Occasionally a disruptive innovation takes place and transforms society so dramatically that a gap opens up between what young people are taught and what they need to know. The internet, or more precisely the revolution in information creation and consumption has redrawn the way in which people find, consume, understand, share and produce information in the space of a decade and, as a consequence, has caused an explosion in available information of vastly differing quality. Lies, nonsense, and propaganda live cheek by jowl with high quality journalism and academic research; and often look much the same.
This makes critical thinking – a staple of modern education of course – more important than ever. But Socratic skepticism alone is no longer enough; given the distinct challenges of the online era, it must leavened with new skills fit for the online age, such as search engine algorithms, Wikimedia style editing, or video creation.
As we found in our paper Truth, Lies and the Internet, released last year, the education system does not teach this. Our survey of five hundred teachers revealed that too many students are not able to navigate this difficult landscape. Too few check sources, understand how search engines work, or go to a diverse variety of sites for information. Because of this, they probably trust information they ought to discard: 47 per cent of teachers surveyed reported having encountered arguments within lessons or submitted schoolwork that contains inaccurate internet-based content they regard as deliberately packaged by the producers to be misleading or deceitful (for example, holocaust denial packaged as radical historical revisionism) and 48 per cent report having had arguments in class with pupils about conspiracy theories.
Because of the speed of the change and a busy curriculum, too many schools cannot or do not teach how to make sense of this. Teachers complained that the materials they need to teach this are not available – or would require some quite technical know-how.

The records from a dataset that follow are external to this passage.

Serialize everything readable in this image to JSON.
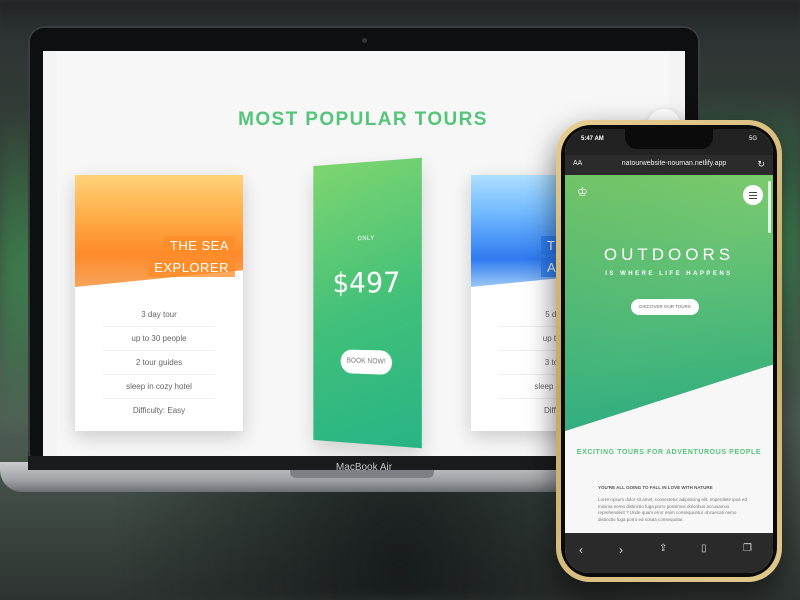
{
  "laptop": {
    "brand": "MacBook Air",
    "page": {
      "section_title": "MOST POPULAR TOURS",
      "cards": [
        {
          "heading_line1": "THE SEA",
          "heading_line2": "EXPLORER",
          "details": [
            "3 day tour",
            "up to 30 people",
            "2 tour guides",
            "sleep in cozy hotel",
            "Difficulty: Easy"
          ]
        },
        {
          "heading_line1": "T",
          "heading_line2": "AD",
          "details": [
            "5 day",
            "up to 1",
            "3 tour",
            "sleep in pro",
            "Difficu"
          ]
        }
      ],
      "price_card": {
        "label": "ONLY",
        "price": "$497",
        "button": "BOOK NOW!"
      }
    }
  },
  "phone": {
    "status": {
      "time": "5:47 AM",
      "signal": "5G"
    },
    "url_bar": {
      "aa": "AA",
      "url": "natourwebsite-nouman.netlify.app"
    },
    "hero": {
      "title": "OUTDOORS",
      "subtitle": "IS WHERE LIFE HAPPENS",
      "button": "DISCOVER OUR TOURS"
    },
    "section_title": "EXCITING TOURS FOR ADVENTUROUS PEOPLE",
    "heading": "YOU'RE ALL GOING TO FALL IN LOVE WITH NATURE",
    "paragraph": "Lorem ipsum dolor sit amet, consectetur adipisicing elit. Imperdiete ipsa ed minima nemo distinctio fuga porro possimus doloribus accusamus reprehenderit ? Unde quam error enim consequuntur obcaecati nemo distinctio fuga porro ed soluta consequatur."
  }
}
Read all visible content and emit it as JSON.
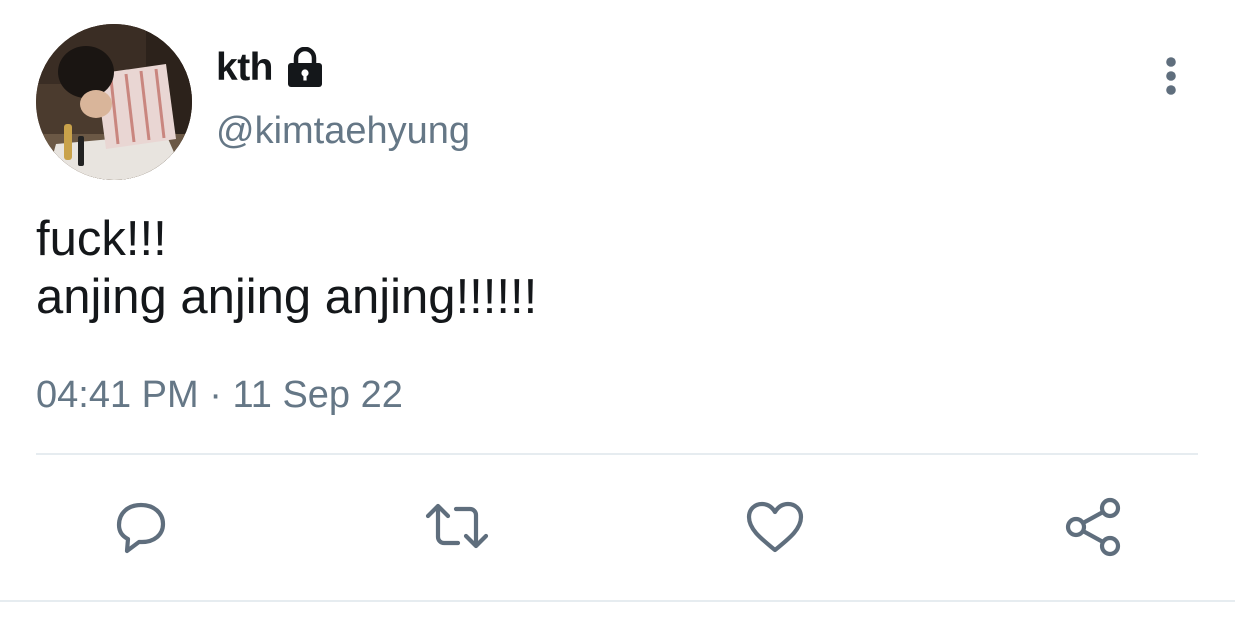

While researching this issue we worked with Digital Disruption, a new social enterprise, which has devised materials to tackle some of the issues and problems we found. They have designed a series of lesson plans - most of which are available in the formats young people are used to, such as Facebook or YouTube – that teach pupils how to spot online propaganda, how to approach conspiracy theories, how to source check and what to do before you share information with your friends. It's worth a look.